It’s relatively easy to sneeze a cold virus on to a coworker. Spreading great health habits, both personal and professional, however, is a much more complex task in the workplace. There’s no simple and fast way to do it but health is like a cultural virus and the ways that viruses spread can teach us … Continue reading Catching Health in the Workplace
Constant change has become a day-to-day reality for not for profit organizations. They must adapt to the changing needs and requirements of their stakeholders in areas such as funding and fundraising, community engagement, financial reporting and technology upgrades. The ability to be productive while accommodating multiple changes is a must-have skill for managers, staff and … Continue reading Non Profit Sector Work: Leading Yourself Through Change
In our competition obsessed culture (in all its forms) it’s becoming harder for anyone to be content — alone or with others. We now consume the perfectly manufactured scenes of happy people on T.V. (which captures fantasy), and on social media (which captures a moment in time). We then assume that life should be comprised of a … Continue reading It’s Okay to Be Lonely and Alone (Sometimes)!
Research shows that parents and other family members play a significant role in instilling social responsibility. According to Marion Menard (2010): “Obviously, the family is a very strong locus of socialization. Parents and other family members exercise the primary role in shaping children’s personalities. The discussions that young children have within the family are their … Continue reading When it Comes to Civic Engagement Voting and Volunteering Runs in the Family
According to the government of Ontario (2010), community hubs "make it easier for local residents to access the health, social, cultural, recreational and other resources they need together in one spot.

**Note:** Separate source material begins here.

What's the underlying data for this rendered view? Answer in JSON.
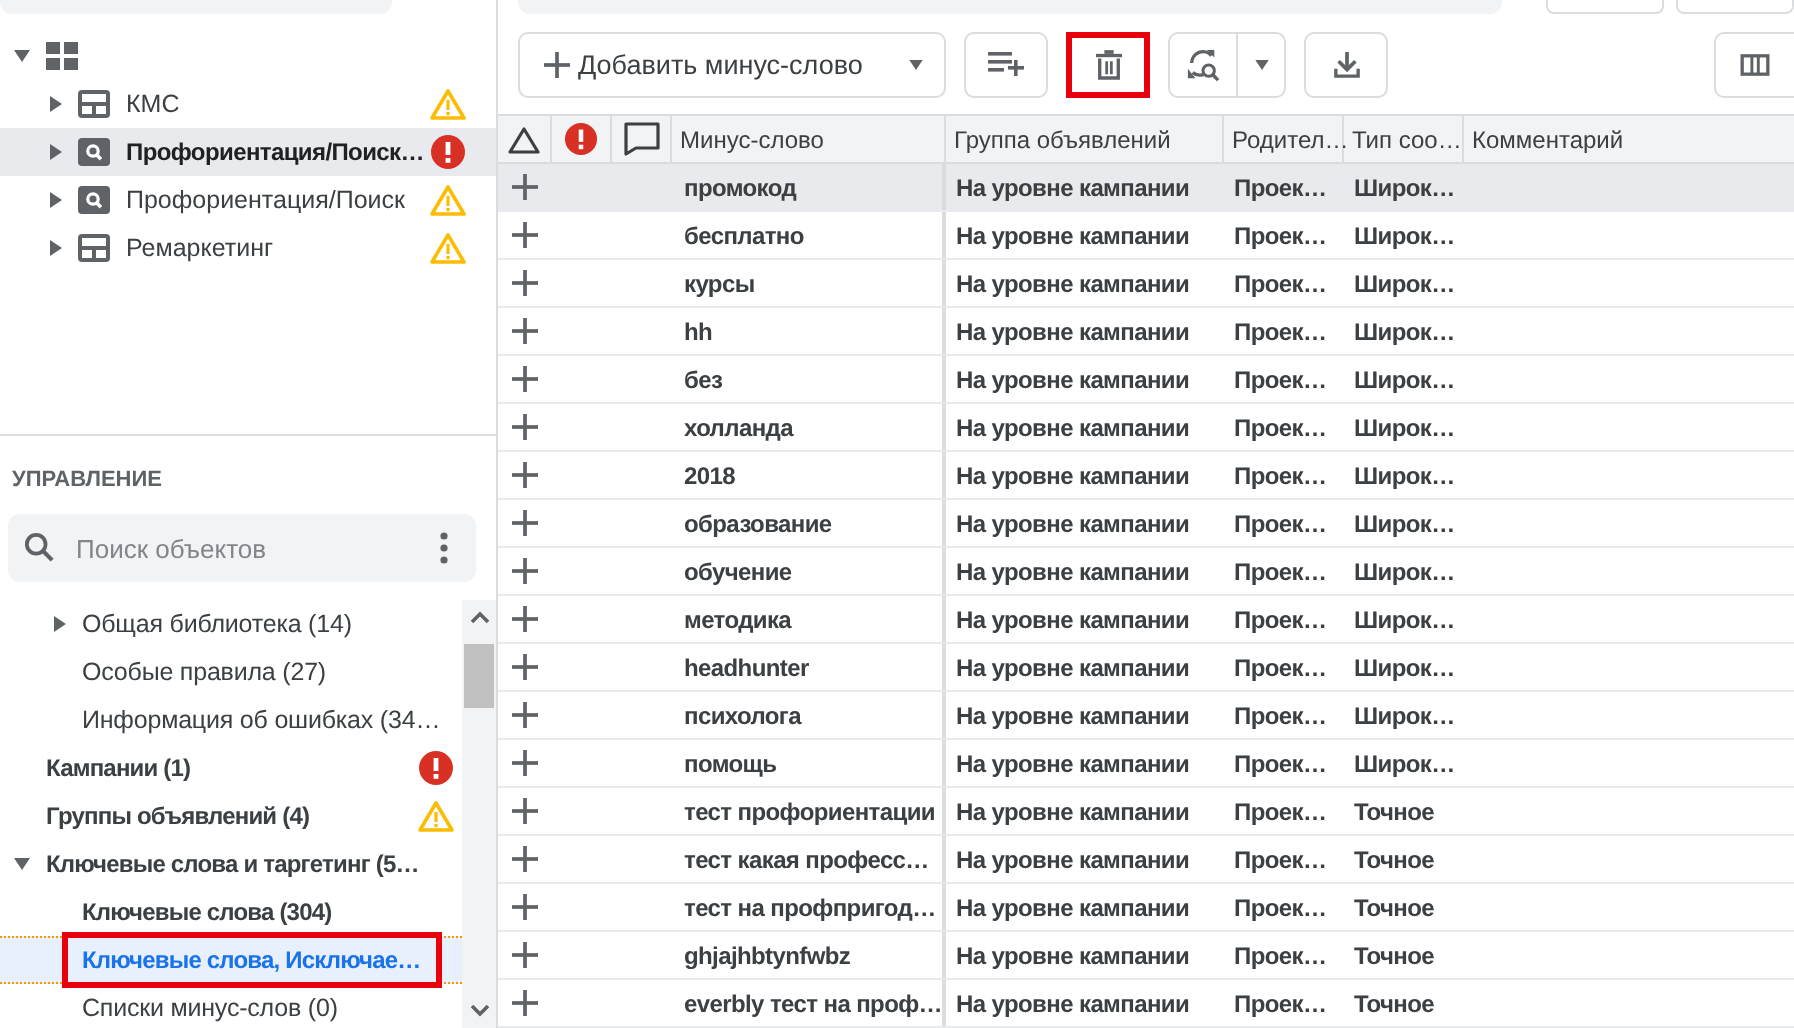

It can be located in a physical building or accessed through a digital service...whether in a high-density urban neighbourhood or an isolated rural community, each hub … Continue reading The Value of Community Hubs: Why I Went Back to the Library